Close to a hundred people rallied on Sunday afternoon in support of medical marijuana at the third Smoky Mountain medical marijuana rally.

Medical marijuana supporters marched from the downtown area along west State of Franklin Road before rallying at the University Parkway intersection. The group rallied for hours with colorful signs and advocacy chants as cars honked with support as they passed by.

“The rally was explanatory of the cannabis culture,” said Bailey Reed, an ETSU senior studying political science and women’s studies. “With passion, groups of families, veterans, children, students, activists, elderly and much more showed support for the legalization of marijuana.”

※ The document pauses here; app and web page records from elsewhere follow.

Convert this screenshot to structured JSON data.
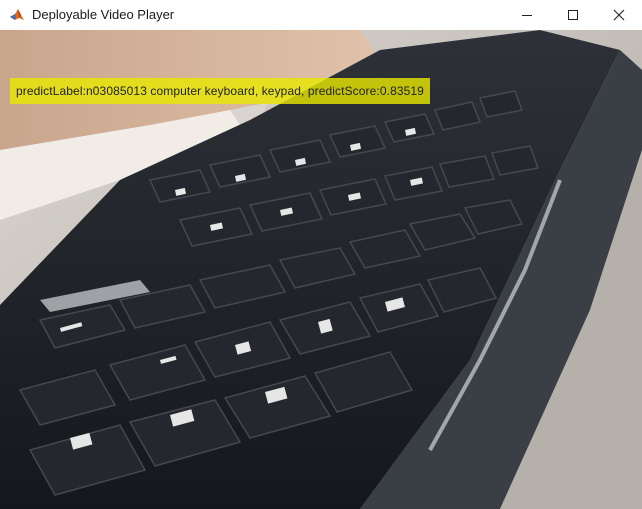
{
  "window": {
    "title": "Deployable Video Player",
    "app_icon": "matlab-logo-icon",
    "controls": [
      "minimize-icon",
      "maximize-icon",
      "close-icon"
    ]
  },
  "video": {
    "content": "camera frame of a black computer keyboard",
    "overlay_text": "predictLabel:n03085013 computer keyboard, keypad, predictScore:0.83519",
    "overlay_color": "#e8e800"
  }
}
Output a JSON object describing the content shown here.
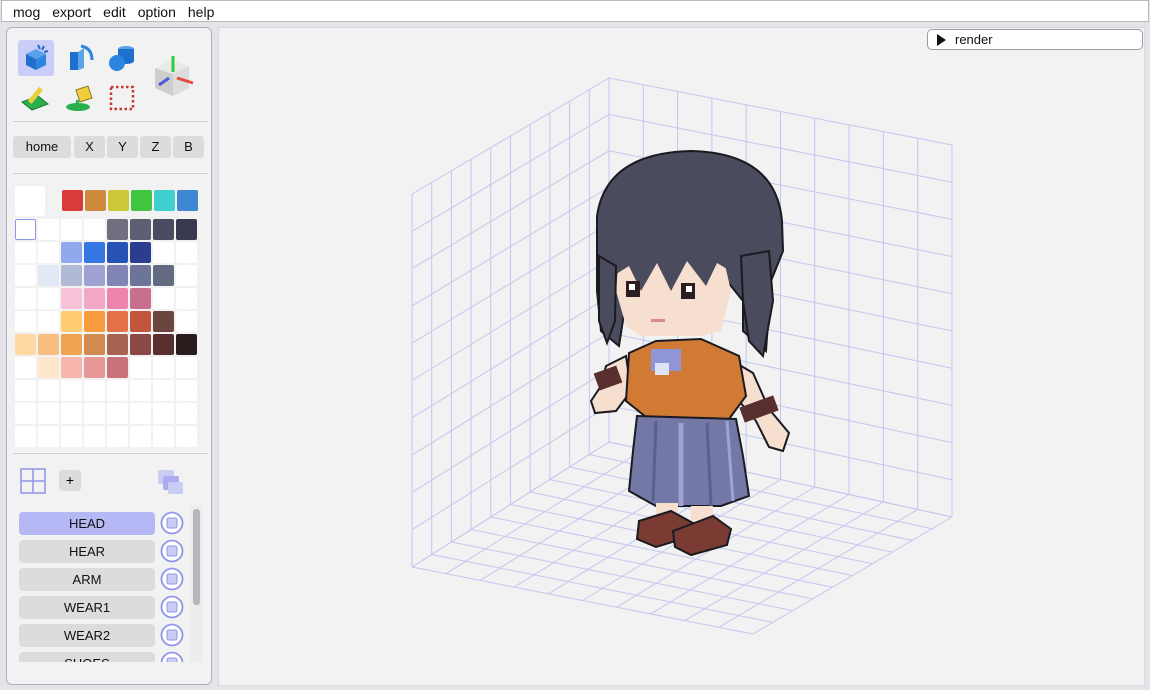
{
  "menu": [
    "mog",
    "export",
    "edit",
    "option",
    "help"
  ],
  "tools": [
    {
      "name": "voxel-add-icon",
      "active": true
    },
    {
      "name": "paint-bucket-shape-icon",
      "active": false
    },
    {
      "name": "solid-shapes-icon",
      "active": false
    },
    {
      "name": "pencil-color-icon",
      "active": false
    },
    {
      "name": "fill-color-icon",
      "active": false
    },
    {
      "name": "select-region-icon",
      "active": false
    }
  ],
  "axis_buttons": [
    "home",
    "X",
    "Y",
    "Z",
    "B"
  ],
  "palette_top": [
    "#d93a3a",
    "#cf8a3e",
    "#cdc73a",
    "#3fc53f",
    "#3fcfcf",
    "#3f86d3"
  ],
  "palette_rows": [
    [
      "#ffffff-sel",
      "#ffffff",
      "#ffffff",
      "#ffffff",
      "#6f6f80",
      "#5d5f72",
      "#4a4c62",
      "#393a4f"
    ],
    [
      "#ffffff",
      "#ffffff",
      "#91a8ef",
      "#3777e3",
      "#2853b6",
      "#2a3d8e",
      "#ffffff",
      "#ffffff"
    ],
    [
      "#ffffff",
      "#e3e8f5",
      "#b0b9d6",
      "#9ea3d1",
      "#8085b5",
      "#6c7599",
      "#636b80",
      "#ffffff"
    ],
    [
      "#ffffff",
      "#ffffff",
      "#f7c2d8",
      "#f3a6c6",
      "#ec84ad",
      "#c96f8e",
      "#ffffff",
      "#ffffff"
    ],
    [
      "#ffffff",
      "#ffffff",
      "#ffcd70",
      "#f89d3d",
      "#e47045",
      "#c2553e",
      "#6b4640",
      "#ffffff"
    ],
    [
      "#ffd9a4",
      "#f8be80",
      "#eea352",
      "#d18a4f",
      "#a6634f",
      "#8c4747",
      "#5a2f2f",
      "#2a1b1c"
    ],
    [
      "#ffffff",
      "#ffe7cd",
      "#f9b6ad",
      "#e79797",
      "#c97379",
      "#ffffff",
      "#ffffff",
      "#ffffff"
    ],
    [
      "#ffffff",
      "#ffffff",
      "#ffffff",
      "#ffffff",
      "#ffffff",
      "#ffffff",
      "#ffffff",
      "#ffffff"
    ],
    [
      "#ffffff",
      "#ffffff",
      "#ffffff",
      "#ffffff",
      "#ffffff",
      "#ffffff",
      "#ffffff",
      "#ffffff"
    ],
    [
      "#ffffff",
      "#ffffff",
      "#ffffff",
      "#ffffff",
      "#ffffff",
      "#ffffff",
      "#ffffff",
      "#ffffff"
    ]
  ],
  "layer_controls": {
    "add_label": "+"
  },
  "layers": [
    {
      "label": "HEAD",
      "active": true
    },
    {
      "label": "HEAR",
      "active": false
    },
    {
      "label": "ARM",
      "active": false
    },
    {
      "label": "WEAR1",
      "active": false
    },
    {
      "label": "WEAR2",
      "active": false
    },
    {
      "label": "SHOES",
      "active": false
    }
  ],
  "render_button": "render",
  "colors": {
    "accent": "#b5b8f4",
    "grid": "#c4c6f0",
    "hair": "#4a4b5c",
    "skin": "#f7dfcf",
    "shirt": "#d07a34",
    "skirt": "#7378a7",
    "shoes": "#7a3b33"
  }
}
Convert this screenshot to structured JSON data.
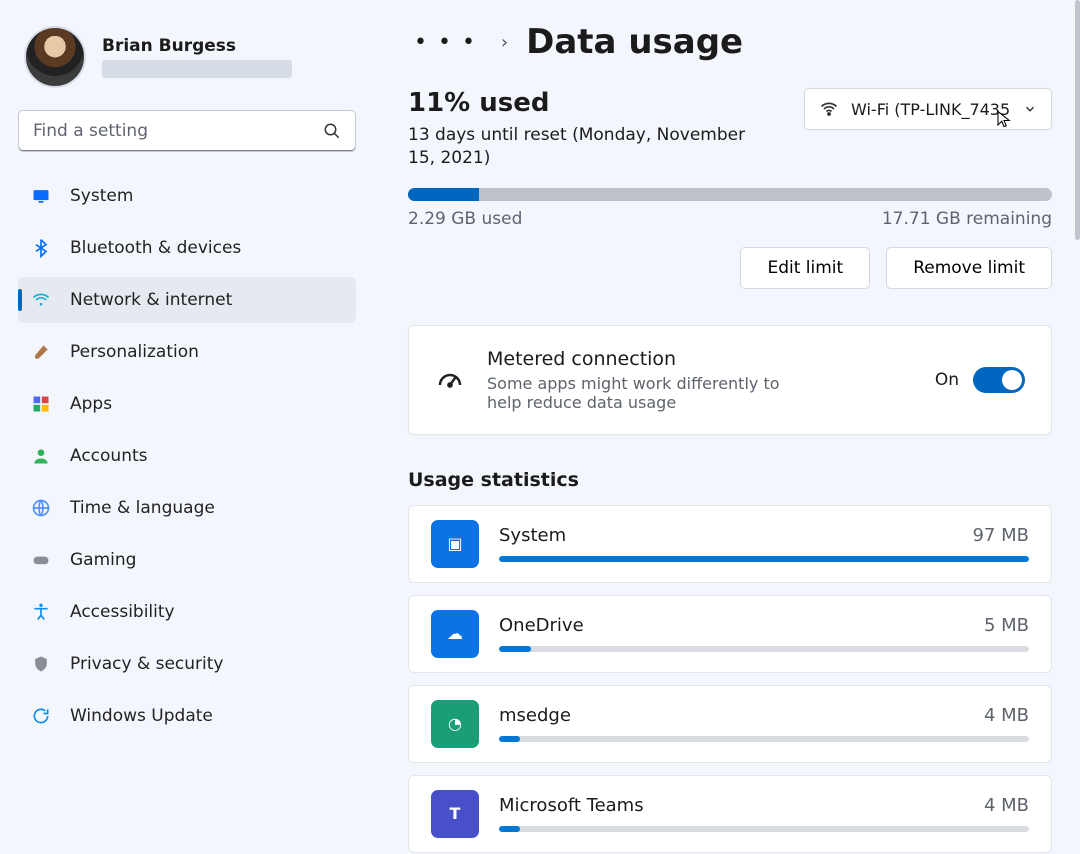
{
  "user": {
    "name": "Brian Burgess"
  },
  "search": {
    "placeholder": "Find a setting"
  },
  "sidebar": {
    "items": [
      {
        "label": "System",
        "icon": "display-icon",
        "color": "#0a6cff"
      },
      {
        "label": "Bluetooth & devices",
        "icon": "bluetooth-icon",
        "color": "#0a6cff"
      },
      {
        "label": "Network & internet",
        "icon": "wifi-icon",
        "color": "#17b1d0",
        "active": true
      },
      {
        "label": "Personalization",
        "icon": "paintbrush-icon",
        "color": "#b07848"
      },
      {
        "label": "Apps",
        "icon": "apps-icon",
        "color": "#4f6bed"
      },
      {
        "label": "Accounts",
        "icon": "person-icon",
        "color": "#2fb35b"
      },
      {
        "label": "Time & language",
        "icon": "globe-clock-icon",
        "color": "#4f92ff"
      },
      {
        "label": "Gaming",
        "icon": "gamepad-icon",
        "color": "#8a8d93"
      },
      {
        "label": "Accessibility",
        "icon": "accessibility-icon",
        "color": "#0d8ee9"
      },
      {
        "label": "Privacy & security",
        "icon": "shield-icon",
        "color": "#8a8d93"
      },
      {
        "label": "Windows Update",
        "icon": "update-icon",
        "color": "#0d8ee9"
      }
    ]
  },
  "crumbs": {
    "more": "• • •",
    "chevron": "›"
  },
  "page": {
    "title": "Data usage",
    "percent_used": "11% used",
    "reset_text": "13 days until reset (Monday, November 15, 2021)",
    "network_selector": "Wi-Fi (TP-LINK_7435",
    "progress_pct": 11,
    "used_label": "2.29 GB used",
    "remaining_label": "17.71 GB remaining",
    "edit_limit": "Edit limit",
    "remove_limit": "Remove limit"
  },
  "metered": {
    "title": "Metered connection",
    "subtitle": "Some apps might work differently to help reduce data usage",
    "state_label": "On",
    "on": true
  },
  "stats": {
    "heading": "Usage statistics",
    "apps": [
      {
        "name": "System",
        "value": "97 MB",
        "pct": 100,
        "color": "#0b73e6",
        "glyph": "▣"
      },
      {
        "name": "OneDrive",
        "value": "5 MB",
        "pct": 6,
        "color": "#0b73e6",
        "glyph": "☁"
      },
      {
        "name": "msedge",
        "value": "4 MB",
        "pct": 4,
        "color": "#1b9e77",
        "glyph": "◔"
      },
      {
        "name": "Microsoft Teams",
        "value": "4 MB",
        "pct": 4,
        "color": "#4750c8",
        "glyph": "T"
      }
    ]
  }
}
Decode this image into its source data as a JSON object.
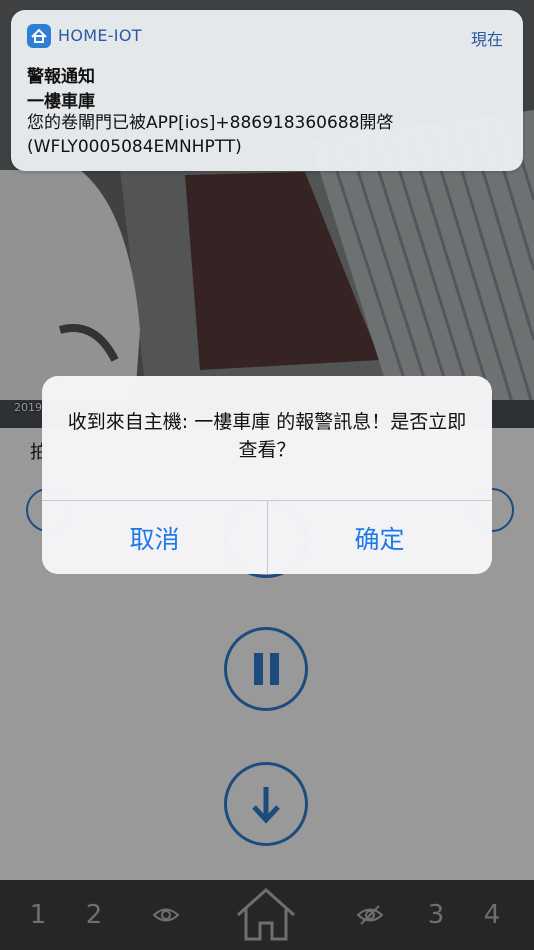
{
  "camera": {
    "timestamp": "2019",
    "label": "拍"
  },
  "controls": {
    "record_icon": "circle-icon",
    "pause_icon": "pause-icon",
    "download_icon": "download-arrow-icon"
  },
  "tabbar": {
    "tab1": "1",
    "tab2": "2",
    "tab3": "3",
    "tab4": "4",
    "eye_icon": "eye-icon",
    "home_icon": "home-icon",
    "eye_off_icon": "eye-off-icon"
  },
  "notification": {
    "app_name": "HOME-IOT",
    "time": "現在",
    "title": "警報通知",
    "subtitle": "一樓車庫",
    "body": "您的卷閘門已被APP[ios]+886918360688開啓(WFLY0005084EMNHPTT)"
  },
  "alert": {
    "message": "收到來自主機: 一樓車庫 的報警訊息！是否立即查看？",
    "cancel_label": "取消",
    "confirm_label": "确定"
  },
  "colors": {
    "accent": "#2f7fd1",
    "alert_button": "#1f7ae8",
    "tabbar_bg": "#404040"
  }
}
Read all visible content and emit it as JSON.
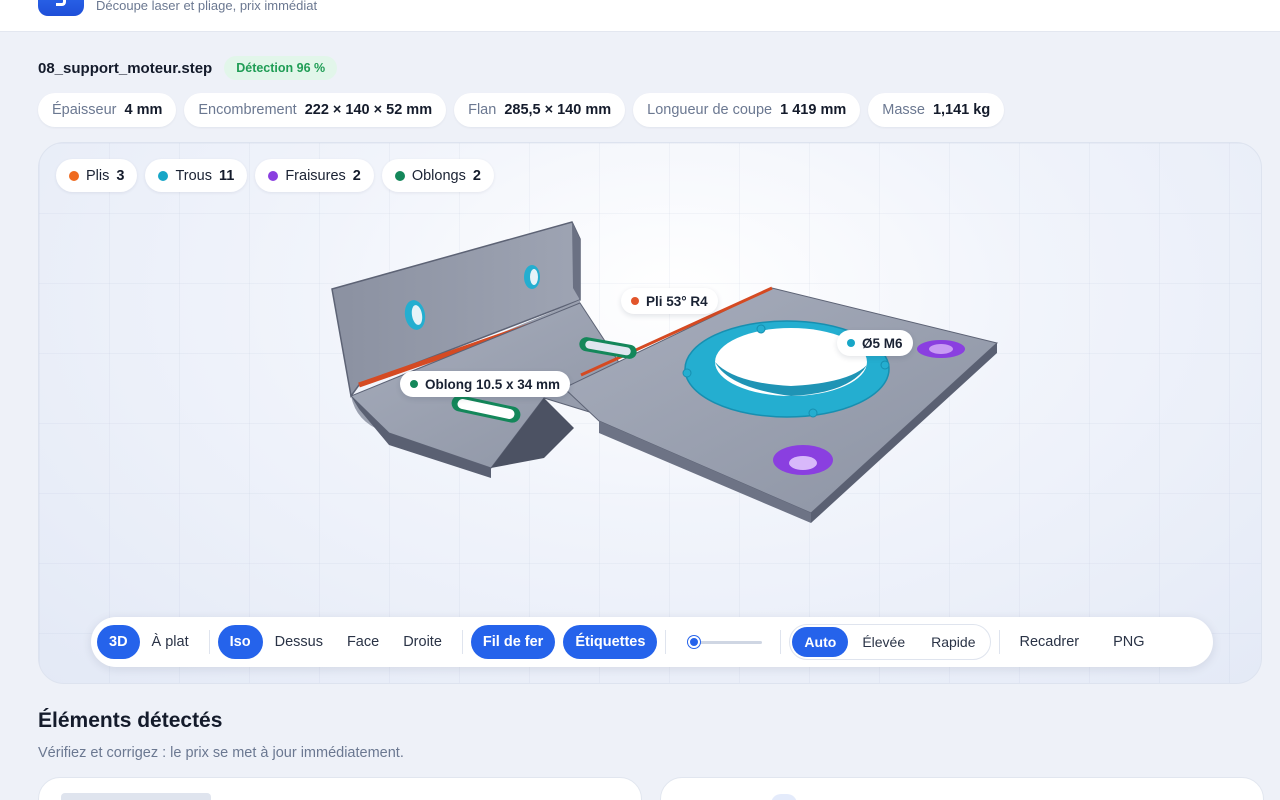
{
  "header": {
    "tagline": "Découpe laser et pliage, prix immédiat"
  },
  "file": {
    "name": "08_support_moteur.step",
    "detection": "Détection 96 %"
  },
  "specs": [
    {
      "label": "Épaisseur",
      "value": "4 mm"
    },
    {
      "label": "Encombrement",
      "value": "222 × 140 × 52 mm"
    },
    {
      "label": "Flan",
      "value": "285,5 × 140 mm"
    },
    {
      "label": "Longueur de coupe",
      "value": "1 419 mm"
    },
    {
      "label": "Masse",
      "value": "1,141 kg"
    }
  ],
  "features": [
    {
      "label": "Plis",
      "count": "3",
      "color": "#ef6a1f"
    },
    {
      "label": "Trous",
      "count": "11",
      "color": "#17a6c7"
    },
    {
      "label": "Fraisures",
      "count": "2",
      "color": "#8a3fe0"
    },
    {
      "label": "Oblongs",
      "count": "2",
      "color": "#14875a"
    }
  ],
  "annotations": {
    "bend": {
      "text": "Pli 53° R4",
      "color": "#e2552b"
    },
    "hole": {
      "text": "Ø5 M6",
      "color": "#17a6c7"
    },
    "slot": {
      "text": "Oblong 10.5 x 34 mm",
      "color": "#14875a"
    }
  },
  "toolbar": {
    "mode_3d": "3D",
    "mode_flat": "À plat",
    "view_iso": "Iso",
    "view_top": "Dessus",
    "view_front": "Face",
    "view_right": "Droite",
    "wireframe": "Fil de fer",
    "labels": "Étiquettes",
    "quality_auto": "Auto",
    "quality_high": "Élevée",
    "quality_fast": "Rapide",
    "recenter": "Recadrer",
    "png": "PNG",
    "slider_value": 0
  },
  "detected": {
    "title": "Éléments détectés",
    "subtitle": "Vérifiez et corrigez : le prix se met à jour immédiatement."
  },
  "colors": {
    "accent": "#2563eb",
    "success": "#1f9d55"
  }
}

That sense of community banded many different people with a wide variety of medical conditions together to advocate their right to choose to medicate with marijuana.

“This is because cannabis and marijuana helps the community,” Reed said. “The rally was important to me because it showed me how much the community supports the growing knowledge of how this plant might help out humanity.”

Many people rallied to advocate not only because of personal medical conditions that benefit from marijuana, but many came to advocate for their children, parents, other family members and friends.

“This affects me because, not only do I see the potential of this drug, but my mother has epilepsy and could use cannabis oil to dull the effect of her seizures,” said Ben Schaller, leader of ETSU environmental student group ECO. “It’s crazy that we live in a world that can make medicine illegal under false ideas.”

The rally gave marijuana supporters a chance to talk about the potential benefits of the cannabis plant that range from medicinal, economical and environmental.

“This climate is very suitable for growing cannabis … a lot of money could be made here in East Tennessee,” Schaller said. “I’m very interested to see an organic market grow from these grass roots. To quote one of the lead organizers there, ‘this is going to happen, the only question is when.’”

Representatives from various marijuana advocacy organizations came prepared to spread knowledge and gather more support for the cause.

One of the organizations there was the relatively new East Tennessee branch of the National Organization for the Reform of Marijuana Laws.

An alumni of ETSU and marijuana advocate, Yvonne Neubert started the East Tennessee branch of NORML after taking a class for disabled people in Nashville called partners in policymaking. This class lead to her contacting the Tennessee NORML president and starting the new East Tennessee branch in November 2013.

“When I was a teenager, I went to a school for the blind,” Neubert said. “I was just visually impaired; I could see out of one eye. This guy I had a crush on knew that I might have glaucoma, but they couldn’t give me medicine because they couldn’t get a reading on me.”

After a friend suggested she smoke marijuana for medicinal reasons, Neubert tried it and was amazed by what happened.

“It worked! My vision even cleared up some, the pain went away,” Neubert said. “I was also suffering from PTSD from being abused at the state school I was put in. I was abused from the time I was 5 years old until 10th grade, and marijuana helped me overcome many issues I had.”

While Neubert eventually ended up losing her sight (she attributes much of this to her inability to freely use medical marijuana) she still refuses to stop advocating for this cause.

“Of course I’m going to put my ass on the line for this, I will fight for it, and I’m glad I’m here to fight for it,” she said. “All I lost is my sight … that’s all I lost … Compared to some of these lives that have been lost, that’s nothing.”